Back in 1969, when Neil Armstrong first alighted from the man-made spaceship to step foot on the moon, Australia played a key role in transmitting the footage of that historic moment to the world. But that key moment for Australian science could pale in comparison to the potential of what we could achieve if Australia and New Zealand are successful in our bid to host the world's biggest telescope, the Square-Kilometre Array, or SKA.
The SKA is a new type of telescope that has the potential to see 10 times further into the depths of space than ever before while simultaneously capturing the radio waves hitting earth from outer space. It has the potential to let scientists test Einstein's theory of gravity, learn how galaxies form and evolve and give us a better insight into things like dark energy.
The telescope itself will consist of 3,000 strategically placed 15m wide satellite dishes. At the moment, South Africa is battling a joint pitch from Australia and New Zealand to house the revolutionary new telescope. With a target cost of €1,500 million, the final decision as to who will host the telescope is destined to be decided next year.
What makes the SKA truly remarkable is that it's a unified worldwide effort. Scientists from over 20 countries have joined forces to create the array, named because the surface area of the 3,000 towers will equate to roughly one square kilometre.
Once the decision is made as to which country will host the telescope, it will still take roughly 12 years before it becomes fully operational, although scientists will be able to begin using it for scientific purposes from 2019 following three years of construction and two years of detailed planning and design.
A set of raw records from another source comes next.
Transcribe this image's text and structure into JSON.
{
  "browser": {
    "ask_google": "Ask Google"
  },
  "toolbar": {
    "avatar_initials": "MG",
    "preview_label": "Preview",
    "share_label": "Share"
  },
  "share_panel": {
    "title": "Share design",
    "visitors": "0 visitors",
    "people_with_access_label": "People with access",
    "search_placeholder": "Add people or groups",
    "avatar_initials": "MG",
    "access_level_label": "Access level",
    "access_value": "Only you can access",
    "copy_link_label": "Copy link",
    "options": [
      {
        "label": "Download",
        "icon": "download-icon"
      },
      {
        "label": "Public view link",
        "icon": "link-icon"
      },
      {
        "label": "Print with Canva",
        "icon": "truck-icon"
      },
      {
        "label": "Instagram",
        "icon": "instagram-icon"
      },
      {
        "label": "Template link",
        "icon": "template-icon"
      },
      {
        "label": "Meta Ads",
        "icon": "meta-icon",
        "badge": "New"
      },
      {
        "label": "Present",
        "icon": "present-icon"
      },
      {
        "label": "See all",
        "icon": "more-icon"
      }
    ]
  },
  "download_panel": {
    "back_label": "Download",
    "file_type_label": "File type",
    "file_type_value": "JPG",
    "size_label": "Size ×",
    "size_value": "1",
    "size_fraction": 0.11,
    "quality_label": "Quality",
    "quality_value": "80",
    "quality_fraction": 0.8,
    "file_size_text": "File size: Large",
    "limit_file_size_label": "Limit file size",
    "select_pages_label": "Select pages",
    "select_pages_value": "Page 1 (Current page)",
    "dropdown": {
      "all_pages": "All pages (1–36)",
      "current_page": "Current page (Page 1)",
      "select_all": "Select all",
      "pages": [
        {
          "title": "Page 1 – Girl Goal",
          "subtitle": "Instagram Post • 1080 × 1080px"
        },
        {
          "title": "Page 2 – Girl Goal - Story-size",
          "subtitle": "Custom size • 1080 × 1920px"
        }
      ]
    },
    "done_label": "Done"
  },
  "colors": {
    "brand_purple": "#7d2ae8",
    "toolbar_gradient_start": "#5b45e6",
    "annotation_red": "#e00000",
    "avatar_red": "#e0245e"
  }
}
It's an exciting development for the future of Australian science, with the potential to turn ANZ into a leader in astronomical science. Let's hope we win!